Most of my jig flies are Pheasant tails tied "in the round", Hare's Ears without a shellback, Quill Bodies with just dubbing and a little flash for the legs. You can add shellbacks to jig on the larger flies, but its a headache and unnecessary for the smaller ones. I tie a small winter black stone nymph on both a standard nymph hook and a jig style, the only difference is no shell back, this is because dealing with a hook point in your way vs. a wide open shank makes a huge difference, and you won't have to worry about stabbing yourself every 2 seconds with the hook.

Another key to success with jig flies is to secure the bead from flopping around while you are starting to tie. One way I have found to keep the bead in place and stop it from spinning around is adding a few lead wraps behind the bead and pushing it tight to the bead. The other way is to make a small thread dam behind it. I do this often times when I'm trying to make a smaller, lighter jig. I will use this dam to also the start of my body taper for the fly.

Jigs are used as anchor flies most of the time. This is also why I try to keep it simple, for restocking purposes. I have found that if you start with a larger jig hook (8-12) with the style flies you are trying to tie, this will help you get proportions right before you start into the smaller sizes (14-18). I often times will tie one style of fly in 3 to 4 sizes, always starting with the larger ones first, again to help with proportions but also help with your tying movements around the hook point and tying inverted.

These are 3 tips that have made tying jig flies fun for me with the least amount of frustration. Hope this helps.

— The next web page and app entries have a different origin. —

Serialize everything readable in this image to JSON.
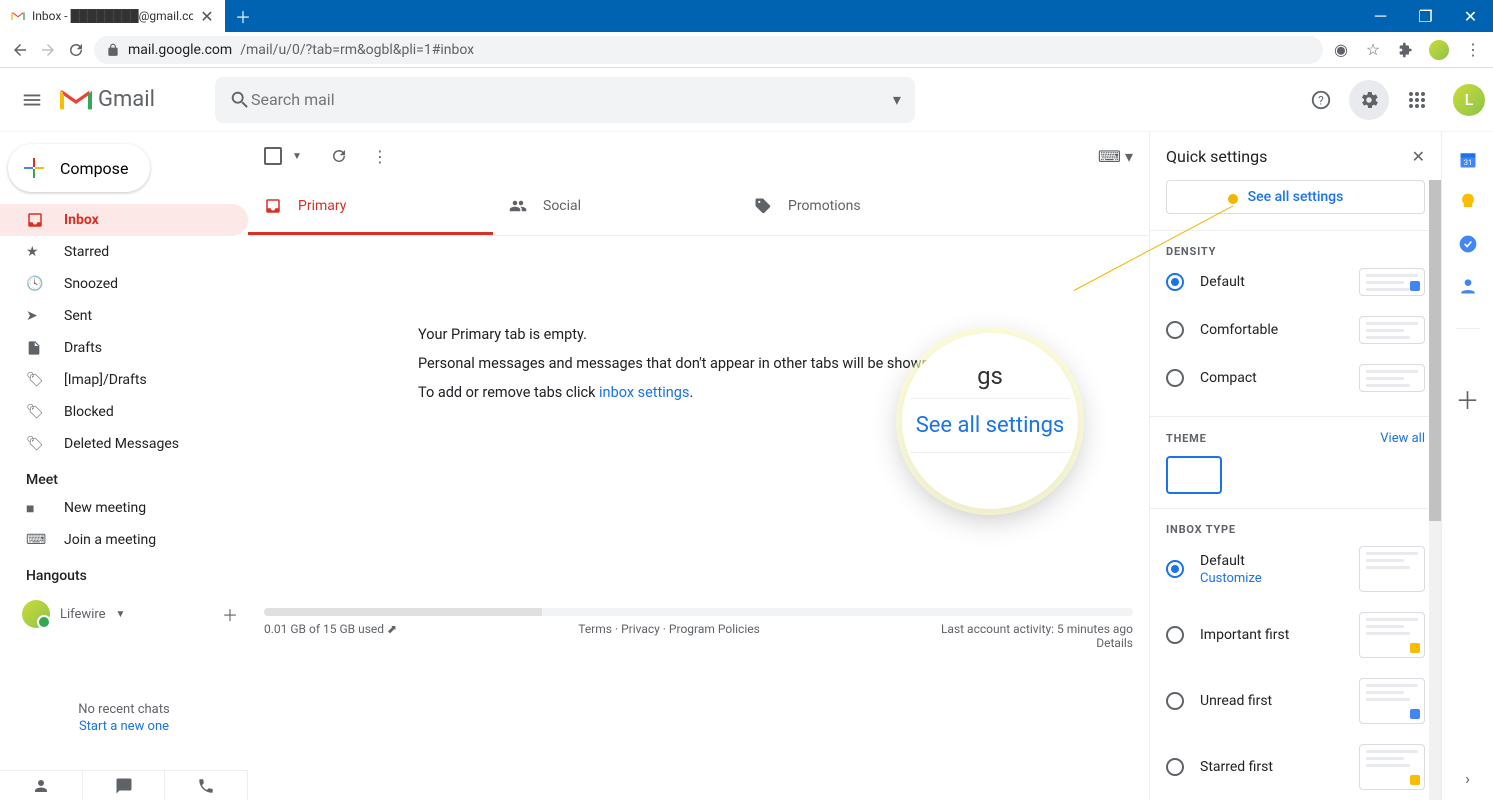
{
  "browser": {
    "tab_title": "Inbox - ████████@gmail.com",
    "url_host": "mail.google.com",
    "url_path": "/mail/u/0/?tab=rm&ogbl&pli=1#inbox"
  },
  "header": {
    "logo_text": "Gmail",
    "search_placeholder": "Search mail",
    "avatar_initial": "L"
  },
  "compose_label": "Compose",
  "nav": {
    "inbox": "Inbox",
    "starred": "Starred",
    "snoozed": "Snoozed",
    "sent": "Sent",
    "drafts": "Drafts",
    "imap_drafts": "[Imap]/Drafts",
    "blocked": "Blocked",
    "deleted": "Deleted Messages"
  },
  "meet": {
    "heading": "Meet",
    "new_meeting": "New meeting",
    "join_meeting": "Join a meeting"
  },
  "hangouts": {
    "heading": "Hangouts",
    "user": "Lifewire",
    "no_chats": "No recent chats",
    "start_one": "Start a new one"
  },
  "tabs": {
    "primary": "Primary",
    "social": "Social",
    "promotions": "Promotions"
  },
  "empty_state": {
    "title": "Your Primary tab is empty.",
    "line2_a": "Personal messages and messages that don't appear in other tabs will be shown ",
    "line3_a": "To add or remove tabs click ",
    "link": "inbox settings",
    "dot": "."
  },
  "footer": {
    "storage": "0.01 GB of 15 GB used",
    "terms": "Terms",
    "privacy": "Privacy",
    "policies": "Program Policies",
    "activity": "Last account activity: 5 minutes ago",
    "details": "Details"
  },
  "quick": {
    "title": "Quick settings",
    "see_all": "See all settings",
    "density": "DENSITY",
    "d_default": "Default",
    "d_comfortable": "Comfortable",
    "d_compact": "Compact",
    "theme": "THEME",
    "view_all": "View all",
    "inbox_type": "INBOX TYPE",
    "it_default": "Default",
    "it_customize": "Customize",
    "it_important": "Important first",
    "it_unread": "Unread first",
    "it_starred": "Starred first"
  },
  "magnifier": {
    "frag": "gs",
    "link": "See all settings"
  }
}
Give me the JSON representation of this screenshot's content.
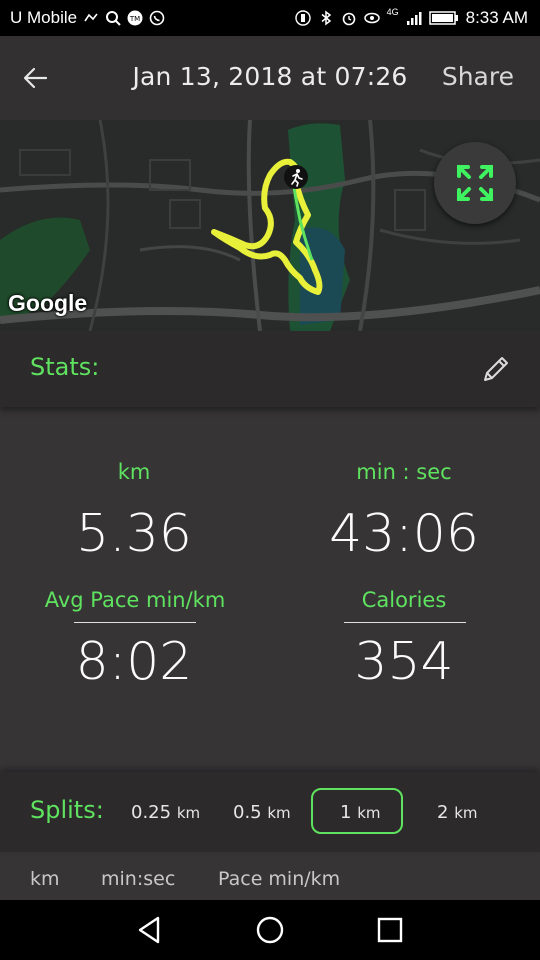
{
  "status_bar": {
    "carrier": "U Mobile",
    "network": "4G",
    "time": "8:33 AM"
  },
  "header": {
    "title": "Jan 13, 2018 at 07:26",
    "share_label": "Share"
  },
  "map": {
    "attribution": "Google"
  },
  "stats": {
    "label": "Stats:",
    "distance_label": "km",
    "distance_value": "5.36",
    "time_label": "min : sec",
    "time_value": "43:06",
    "pace_label": "Avg Pace min/km",
    "pace_value": "8:02",
    "calories_label": "Calories",
    "calories_value": "354"
  },
  "splits": {
    "label": "Splits:",
    "options": [
      {
        "value": "0.25",
        "unit": "km"
      },
      {
        "value": "0.5",
        "unit": "km"
      },
      {
        "value": "1",
        "unit": "km"
      },
      {
        "value": "2",
        "unit": "km"
      }
    ],
    "selected": "1 km",
    "columns": [
      "km",
      "min:sec",
      "Pace min/km"
    ]
  },
  "colors": {
    "accent": "#5fe25f",
    "route": "#e8f03a",
    "background": "#363435"
  }
}
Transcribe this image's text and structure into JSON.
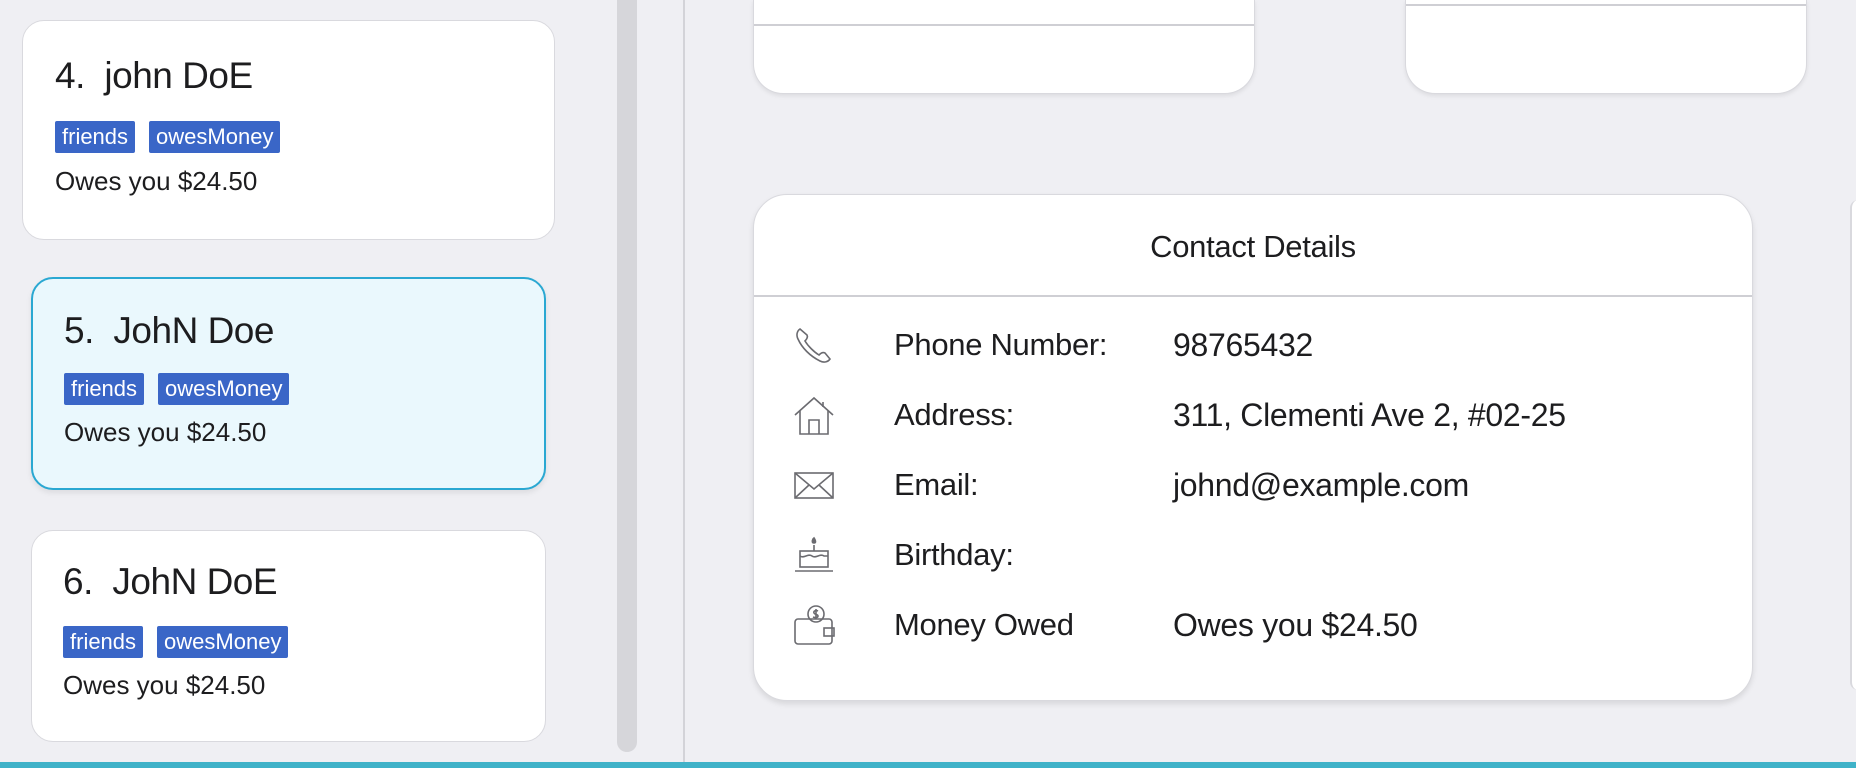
{
  "contacts": [
    {
      "index": "4.",
      "name": "john DoE",
      "tags": [
        "friends",
        "owesMoney"
      ],
      "owed": "Owes you $24.50"
    },
    {
      "index": "5.",
      "name": "JohN Doe",
      "tags": [
        "friends",
        "owesMoney"
      ],
      "owed": "Owes you $24.50"
    },
    {
      "index": "6.",
      "name": "JohN DoE",
      "tags": [
        "friends",
        "owesMoney"
      ],
      "owed": "Owes you $24.50"
    }
  ],
  "details": {
    "title": "Contact Details",
    "rows": [
      {
        "icon": "phone-icon",
        "label": "Phone Number:",
        "value": "98765432"
      },
      {
        "icon": "house-icon",
        "label": "Address:",
        "value": "311, Clementi Ave 2, #02-25"
      },
      {
        "icon": "envelope-icon",
        "label": "Email:",
        "value": "johnd@example.com"
      },
      {
        "icon": "cake-icon",
        "label": "Birthday:",
        "value": ""
      },
      {
        "icon": "wallet-icon",
        "label": "Money Owed",
        "value": "Owes you $24.50"
      }
    ]
  },
  "colors": {
    "background": "#efeff3",
    "tag": "#3a66c7",
    "selected_fill": "#eaf8fd",
    "selected_border": "#2aa8d2",
    "accent_bar": "#3fb2c8"
  }
}
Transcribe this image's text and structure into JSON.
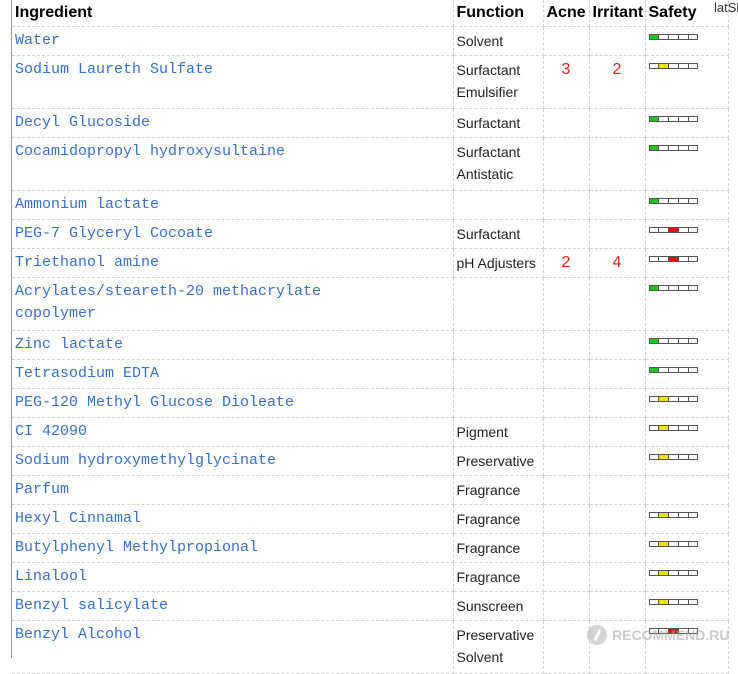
{
  "header": {
    "ingredient": "Ingredient",
    "function": "Function",
    "acne": "Acne",
    "irritant": "Irritant",
    "safety": "Safety"
  },
  "corner_tag": "latShen",
  "colors": {
    "link": "#3a6fc4",
    "rating": "#d8261c",
    "safety_green": "#22c41e",
    "safety_yellow": "#e8e01a",
    "safety_red": "#e01010"
  },
  "rows": [
    {
      "ingredient": "Water",
      "functions": [
        "Solvent"
      ],
      "acne": "",
      "irritant": "",
      "safety_level": 1,
      "safety_color": "green"
    },
    {
      "ingredient": "Sodium Laureth Sulfate",
      "functions": [
        "Surfactant",
        "Emulsifier"
      ],
      "acne": "3",
      "irritant": "2",
      "safety_level": 2,
      "safety_color": "yellow"
    },
    {
      "ingredient": "Decyl Glucoside",
      "functions": [
        "Surfactant"
      ],
      "acne": "",
      "irritant": "",
      "safety_level": 1,
      "safety_color": "green"
    },
    {
      "ingredient": "Cocamidopropyl hydroxysultaine",
      "functions": [
        "Surfactant",
        "Antistatic"
      ],
      "acne": "",
      "irritant": "",
      "safety_level": 1,
      "safety_color": "green"
    },
    {
      "ingredient": "Ammonium lactate",
      "functions": [],
      "acne": "",
      "irritant": "",
      "safety_level": 1,
      "safety_color": "green"
    },
    {
      "ingredient": "PEG-7 Glyceryl Cocoate",
      "functions": [
        "Surfactant"
      ],
      "acne": "",
      "irritant": "",
      "safety_level": 3,
      "safety_color": "red"
    },
    {
      "ingredient": "Triethanol amine",
      "functions": [
        "pH Adjusters"
      ],
      "acne": "2",
      "irritant": "4",
      "safety_level": 3,
      "safety_color": "red"
    },
    {
      "ingredient": "Acrylates/steareth-20 methacrylate copolymer",
      "functions": [],
      "acne": "",
      "irritant": "",
      "safety_level": 1,
      "safety_color": "green"
    },
    {
      "ingredient": "Zinc lactate",
      "functions": [],
      "acne": "",
      "irritant": "",
      "safety_level": 1,
      "safety_color": "green"
    },
    {
      "ingredient": "Tetrasodium EDTA",
      "functions": [],
      "acne": "",
      "irritant": "",
      "safety_level": 1,
      "safety_color": "green"
    },
    {
      "ingredient": "PEG-120 Methyl Glucose Dioleate",
      "functions": [],
      "acne": "",
      "irritant": "",
      "safety_level": 2,
      "safety_color": "yellow"
    },
    {
      "ingredient": "CI 42090",
      "functions": [
        "Pigment"
      ],
      "acne": "",
      "irritant": "",
      "safety_level": 2,
      "safety_color": "yellow"
    },
    {
      "ingredient": "Sodium hydroxymethylglycinate",
      "functions": [
        "Preservative"
      ],
      "acne": "",
      "irritant": "",
      "safety_level": 2,
      "safety_color": "yellow"
    },
    {
      "ingredient": "Parfum",
      "functions": [
        "Fragrance"
      ],
      "acne": "",
      "irritant": "",
      "safety_level": null,
      "safety_color": ""
    },
    {
      "ingredient": "Hexyl Cinnamal",
      "functions": [
        "Fragrance"
      ],
      "acne": "",
      "irritant": "",
      "safety_level": 2,
      "safety_color": "yellow"
    },
    {
      "ingredient": "Butylphenyl Methylpropional",
      "functions": [
        "Fragrance"
      ],
      "acne": "",
      "irritant": "",
      "safety_level": 2,
      "safety_color": "yellow"
    },
    {
      "ingredient": "Linalool",
      "functions": [
        "Fragrance"
      ],
      "acne": "",
      "irritant": "",
      "safety_level": 2,
      "safety_color": "yellow"
    },
    {
      "ingredient": "Benzyl salicylate",
      "functions": [
        "Sunscreen"
      ],
      "acne": "",
      "irritant": "",
      "safety_level": 2,
      "safety_color": "yellow"
    },
    {
      "ingredient": "Benzyl Alcohol",
      "functions": [
        "Preservative",
        "Solvent"
      ],
      "acne": "",
      "irritant": "",
      "safety_level": 3,
      "safety_color": "red"
    }
  ],
  "watermark": "RECOMMEND.RU"
}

Over the next moth I will be posting more on jigs to give everyone some ideas on simple ones to tie. Maybe even a tutorial or video.